That semester, the visiting chair in Contemporary American Poetics was actually a chair.
"I've got four legs and a straight back," she said. "So call me a formalist."
Though her real name was Susan, she called herself Patsy. It had been a long time since she'd been polished, but that made her more appealing. She was proud to be a functional chair, a chair among other chairs, and not one constructed by somebody famous enough to be a crossword puzzle answer.
"Ain't no museum piece ever got as much ass as me," she said, laughing at her own bad pun. Her narcissism was almost charming.
The 17 previous guest poets, all toxically self-involved, had been male humans, and they'd had sex with an average of 1.7 undergraduate writers, 1.9 graduate students, and 0.6 faculty members per semester.
I was the best boy poet in the program, so I took a run at Patsy. She was flattered but said that straight women poets didn't get groupies—something about the unerotic nature of an inverted gender power relationship—and that I was probably yet another MFA Romeo who was illiterate in bed.
Twelve years later, and nine years after I stopped writing poems, I went to hear her lecture about The Meaning of Poetry in the Internet Age. Ever the minimalist, she stood silently onstage for 37 minutes and then left for the after-party.

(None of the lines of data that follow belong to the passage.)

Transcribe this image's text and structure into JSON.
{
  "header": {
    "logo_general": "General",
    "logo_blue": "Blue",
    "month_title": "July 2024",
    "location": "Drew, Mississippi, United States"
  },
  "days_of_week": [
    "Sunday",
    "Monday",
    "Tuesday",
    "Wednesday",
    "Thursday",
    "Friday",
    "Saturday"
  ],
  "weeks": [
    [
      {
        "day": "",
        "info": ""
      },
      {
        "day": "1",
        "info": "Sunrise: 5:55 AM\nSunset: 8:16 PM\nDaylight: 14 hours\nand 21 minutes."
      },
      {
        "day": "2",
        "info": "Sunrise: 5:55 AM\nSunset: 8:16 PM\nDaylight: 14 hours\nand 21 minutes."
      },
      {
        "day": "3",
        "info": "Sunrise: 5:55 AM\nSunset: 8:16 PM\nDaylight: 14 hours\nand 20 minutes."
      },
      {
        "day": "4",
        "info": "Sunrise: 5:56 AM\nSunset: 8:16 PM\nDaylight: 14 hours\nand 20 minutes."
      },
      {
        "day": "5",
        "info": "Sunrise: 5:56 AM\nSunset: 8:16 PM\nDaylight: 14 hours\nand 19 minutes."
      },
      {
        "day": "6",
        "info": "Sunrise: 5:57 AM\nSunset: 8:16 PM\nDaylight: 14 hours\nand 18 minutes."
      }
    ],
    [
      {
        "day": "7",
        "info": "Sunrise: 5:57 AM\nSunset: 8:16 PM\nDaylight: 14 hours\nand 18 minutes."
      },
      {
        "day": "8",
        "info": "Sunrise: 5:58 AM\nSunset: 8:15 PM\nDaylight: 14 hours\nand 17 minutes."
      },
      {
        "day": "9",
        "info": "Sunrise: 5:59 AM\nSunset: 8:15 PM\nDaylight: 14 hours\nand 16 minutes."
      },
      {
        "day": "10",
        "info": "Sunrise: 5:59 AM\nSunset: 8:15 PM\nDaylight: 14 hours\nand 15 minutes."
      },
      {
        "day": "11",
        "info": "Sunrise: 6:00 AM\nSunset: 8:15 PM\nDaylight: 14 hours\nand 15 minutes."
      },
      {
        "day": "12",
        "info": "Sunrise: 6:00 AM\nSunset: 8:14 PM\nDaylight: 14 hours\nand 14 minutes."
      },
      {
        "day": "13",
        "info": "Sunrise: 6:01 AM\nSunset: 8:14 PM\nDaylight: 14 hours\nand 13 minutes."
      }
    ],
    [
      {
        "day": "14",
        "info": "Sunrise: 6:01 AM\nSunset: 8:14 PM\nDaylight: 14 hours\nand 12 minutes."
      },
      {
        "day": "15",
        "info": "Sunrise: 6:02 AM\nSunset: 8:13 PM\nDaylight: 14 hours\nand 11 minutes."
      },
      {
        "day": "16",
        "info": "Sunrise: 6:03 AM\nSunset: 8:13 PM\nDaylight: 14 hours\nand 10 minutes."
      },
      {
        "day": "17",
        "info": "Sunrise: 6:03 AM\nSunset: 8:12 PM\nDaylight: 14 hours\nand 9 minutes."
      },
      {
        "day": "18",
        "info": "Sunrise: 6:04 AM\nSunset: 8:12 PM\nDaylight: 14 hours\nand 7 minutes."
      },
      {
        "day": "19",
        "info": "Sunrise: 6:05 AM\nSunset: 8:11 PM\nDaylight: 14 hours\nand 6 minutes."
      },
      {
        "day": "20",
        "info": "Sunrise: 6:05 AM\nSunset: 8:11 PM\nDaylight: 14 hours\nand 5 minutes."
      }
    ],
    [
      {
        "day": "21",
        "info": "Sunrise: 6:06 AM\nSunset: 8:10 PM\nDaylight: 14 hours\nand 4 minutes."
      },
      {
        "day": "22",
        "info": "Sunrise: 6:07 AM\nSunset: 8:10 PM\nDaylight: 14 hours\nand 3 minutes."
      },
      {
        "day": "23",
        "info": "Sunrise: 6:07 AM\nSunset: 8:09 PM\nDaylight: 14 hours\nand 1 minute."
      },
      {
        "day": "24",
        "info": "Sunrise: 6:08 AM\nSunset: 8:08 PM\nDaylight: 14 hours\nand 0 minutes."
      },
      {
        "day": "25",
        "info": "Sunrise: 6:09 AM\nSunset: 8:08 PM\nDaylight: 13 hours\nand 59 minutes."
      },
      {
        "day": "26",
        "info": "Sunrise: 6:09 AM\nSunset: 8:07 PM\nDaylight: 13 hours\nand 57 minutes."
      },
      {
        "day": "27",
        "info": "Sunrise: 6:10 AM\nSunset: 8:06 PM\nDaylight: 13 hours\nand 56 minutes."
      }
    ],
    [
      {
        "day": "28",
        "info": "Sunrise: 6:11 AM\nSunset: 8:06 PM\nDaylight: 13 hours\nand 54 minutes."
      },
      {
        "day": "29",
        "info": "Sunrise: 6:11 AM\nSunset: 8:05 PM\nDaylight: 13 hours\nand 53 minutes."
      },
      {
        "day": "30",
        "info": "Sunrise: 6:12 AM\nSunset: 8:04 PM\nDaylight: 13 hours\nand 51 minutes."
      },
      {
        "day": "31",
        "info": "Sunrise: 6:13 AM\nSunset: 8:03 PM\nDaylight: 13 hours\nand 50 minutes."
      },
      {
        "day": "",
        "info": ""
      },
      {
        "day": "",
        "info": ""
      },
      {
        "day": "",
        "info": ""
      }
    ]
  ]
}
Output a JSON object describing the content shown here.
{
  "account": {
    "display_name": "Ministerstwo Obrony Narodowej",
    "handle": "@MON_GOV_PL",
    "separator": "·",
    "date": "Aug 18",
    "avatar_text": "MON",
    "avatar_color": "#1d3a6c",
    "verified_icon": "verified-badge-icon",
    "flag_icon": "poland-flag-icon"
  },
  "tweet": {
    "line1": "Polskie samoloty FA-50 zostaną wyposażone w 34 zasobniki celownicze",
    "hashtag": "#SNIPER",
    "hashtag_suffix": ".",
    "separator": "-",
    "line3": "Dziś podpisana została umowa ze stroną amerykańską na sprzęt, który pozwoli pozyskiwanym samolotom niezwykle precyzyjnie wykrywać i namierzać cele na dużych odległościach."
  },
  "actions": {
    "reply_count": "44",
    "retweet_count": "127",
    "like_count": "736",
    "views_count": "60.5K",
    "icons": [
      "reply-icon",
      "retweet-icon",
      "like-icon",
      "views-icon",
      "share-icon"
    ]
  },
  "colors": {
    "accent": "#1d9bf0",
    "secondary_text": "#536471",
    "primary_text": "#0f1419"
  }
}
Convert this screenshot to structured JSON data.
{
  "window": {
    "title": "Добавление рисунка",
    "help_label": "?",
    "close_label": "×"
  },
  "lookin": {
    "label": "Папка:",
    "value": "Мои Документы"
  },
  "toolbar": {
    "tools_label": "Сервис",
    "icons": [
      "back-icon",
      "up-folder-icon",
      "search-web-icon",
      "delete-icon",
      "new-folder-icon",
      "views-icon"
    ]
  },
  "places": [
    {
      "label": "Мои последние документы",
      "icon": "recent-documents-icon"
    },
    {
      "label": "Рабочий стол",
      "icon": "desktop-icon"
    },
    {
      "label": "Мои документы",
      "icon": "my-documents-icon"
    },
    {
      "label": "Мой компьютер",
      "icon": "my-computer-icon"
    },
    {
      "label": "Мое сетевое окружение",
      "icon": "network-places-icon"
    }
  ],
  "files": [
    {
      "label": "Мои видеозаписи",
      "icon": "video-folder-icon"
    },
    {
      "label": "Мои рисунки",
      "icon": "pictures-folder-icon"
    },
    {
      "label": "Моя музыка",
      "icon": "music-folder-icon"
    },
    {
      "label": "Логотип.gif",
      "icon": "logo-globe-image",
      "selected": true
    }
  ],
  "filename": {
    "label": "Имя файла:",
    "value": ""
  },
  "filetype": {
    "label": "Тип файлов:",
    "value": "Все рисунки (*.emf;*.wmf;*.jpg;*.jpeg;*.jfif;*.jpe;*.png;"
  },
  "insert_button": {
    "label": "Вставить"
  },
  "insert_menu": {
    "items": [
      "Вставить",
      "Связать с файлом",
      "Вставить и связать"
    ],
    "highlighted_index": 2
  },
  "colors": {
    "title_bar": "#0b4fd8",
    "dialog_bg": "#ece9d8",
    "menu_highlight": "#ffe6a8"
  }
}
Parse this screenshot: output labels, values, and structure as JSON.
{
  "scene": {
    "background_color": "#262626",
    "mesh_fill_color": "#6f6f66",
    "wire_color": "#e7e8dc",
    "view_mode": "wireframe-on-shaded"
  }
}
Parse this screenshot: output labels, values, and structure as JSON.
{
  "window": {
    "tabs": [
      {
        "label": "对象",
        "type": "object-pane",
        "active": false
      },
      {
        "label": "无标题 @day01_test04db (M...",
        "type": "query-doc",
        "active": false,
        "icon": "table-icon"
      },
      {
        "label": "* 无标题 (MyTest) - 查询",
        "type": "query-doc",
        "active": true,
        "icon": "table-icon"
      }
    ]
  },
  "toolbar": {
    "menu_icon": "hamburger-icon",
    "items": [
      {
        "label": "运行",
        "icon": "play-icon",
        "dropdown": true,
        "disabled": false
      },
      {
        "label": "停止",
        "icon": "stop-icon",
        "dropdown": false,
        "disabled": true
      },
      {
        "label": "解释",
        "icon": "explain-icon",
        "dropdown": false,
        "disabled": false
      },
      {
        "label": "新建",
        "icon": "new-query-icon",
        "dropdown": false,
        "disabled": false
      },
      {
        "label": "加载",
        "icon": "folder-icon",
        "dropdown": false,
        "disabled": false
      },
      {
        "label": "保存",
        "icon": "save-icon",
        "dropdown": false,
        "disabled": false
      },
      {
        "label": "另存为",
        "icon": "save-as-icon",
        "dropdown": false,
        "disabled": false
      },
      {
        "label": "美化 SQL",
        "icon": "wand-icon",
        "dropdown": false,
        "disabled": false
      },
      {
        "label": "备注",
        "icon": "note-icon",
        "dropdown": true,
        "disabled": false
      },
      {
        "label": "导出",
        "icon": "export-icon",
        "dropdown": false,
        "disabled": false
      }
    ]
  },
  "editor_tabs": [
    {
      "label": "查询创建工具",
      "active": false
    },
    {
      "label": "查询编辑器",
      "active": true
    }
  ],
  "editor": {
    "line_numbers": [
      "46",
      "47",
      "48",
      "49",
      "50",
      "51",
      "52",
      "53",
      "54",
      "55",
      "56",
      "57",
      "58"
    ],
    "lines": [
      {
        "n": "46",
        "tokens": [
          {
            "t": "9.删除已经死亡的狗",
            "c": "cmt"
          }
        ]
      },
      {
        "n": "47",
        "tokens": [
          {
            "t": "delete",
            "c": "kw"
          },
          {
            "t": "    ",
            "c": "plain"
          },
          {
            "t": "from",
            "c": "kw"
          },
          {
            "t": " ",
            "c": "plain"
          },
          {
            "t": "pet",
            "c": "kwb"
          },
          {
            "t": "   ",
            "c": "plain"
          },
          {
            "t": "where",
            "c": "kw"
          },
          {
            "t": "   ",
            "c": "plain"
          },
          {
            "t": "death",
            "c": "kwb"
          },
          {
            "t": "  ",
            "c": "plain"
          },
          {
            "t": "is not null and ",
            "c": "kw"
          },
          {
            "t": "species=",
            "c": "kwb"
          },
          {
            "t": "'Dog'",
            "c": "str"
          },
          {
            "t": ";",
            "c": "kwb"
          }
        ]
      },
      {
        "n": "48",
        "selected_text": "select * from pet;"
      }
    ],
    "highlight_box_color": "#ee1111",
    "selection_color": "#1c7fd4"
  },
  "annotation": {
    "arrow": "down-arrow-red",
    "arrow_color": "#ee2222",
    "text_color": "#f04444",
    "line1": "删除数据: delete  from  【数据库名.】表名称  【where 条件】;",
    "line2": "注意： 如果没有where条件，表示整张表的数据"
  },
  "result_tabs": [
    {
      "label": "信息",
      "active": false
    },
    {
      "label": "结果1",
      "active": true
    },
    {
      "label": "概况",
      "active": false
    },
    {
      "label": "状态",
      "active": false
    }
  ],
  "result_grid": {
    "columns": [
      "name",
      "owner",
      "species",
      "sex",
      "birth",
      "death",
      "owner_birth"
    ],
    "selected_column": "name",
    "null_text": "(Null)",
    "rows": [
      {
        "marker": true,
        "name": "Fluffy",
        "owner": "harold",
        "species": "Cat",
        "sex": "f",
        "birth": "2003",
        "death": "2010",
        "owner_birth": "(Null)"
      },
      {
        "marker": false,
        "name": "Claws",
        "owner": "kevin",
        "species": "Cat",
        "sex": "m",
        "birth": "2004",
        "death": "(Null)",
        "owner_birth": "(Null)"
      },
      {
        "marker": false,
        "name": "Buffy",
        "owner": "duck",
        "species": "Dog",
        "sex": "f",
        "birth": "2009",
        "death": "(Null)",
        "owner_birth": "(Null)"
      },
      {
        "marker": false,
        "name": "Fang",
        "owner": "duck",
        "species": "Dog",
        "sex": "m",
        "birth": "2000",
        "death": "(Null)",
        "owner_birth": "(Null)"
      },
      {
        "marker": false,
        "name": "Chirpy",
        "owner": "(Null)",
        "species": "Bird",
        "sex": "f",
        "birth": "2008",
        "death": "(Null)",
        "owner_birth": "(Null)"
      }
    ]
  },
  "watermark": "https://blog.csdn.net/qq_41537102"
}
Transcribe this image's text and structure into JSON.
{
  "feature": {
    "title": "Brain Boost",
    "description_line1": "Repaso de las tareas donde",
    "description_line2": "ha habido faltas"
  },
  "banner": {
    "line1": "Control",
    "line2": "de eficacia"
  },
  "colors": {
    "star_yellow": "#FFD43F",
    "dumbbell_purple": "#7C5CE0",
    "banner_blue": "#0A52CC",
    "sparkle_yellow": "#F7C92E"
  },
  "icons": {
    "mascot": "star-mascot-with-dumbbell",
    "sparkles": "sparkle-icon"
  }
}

There, I asked if she remembered spurning my sexual advances.
She laughed and said only sad people remembered their non-fucks. So, yeah, of course, she knew who I was, and to celebrate our reunion, she didn't fuck me again.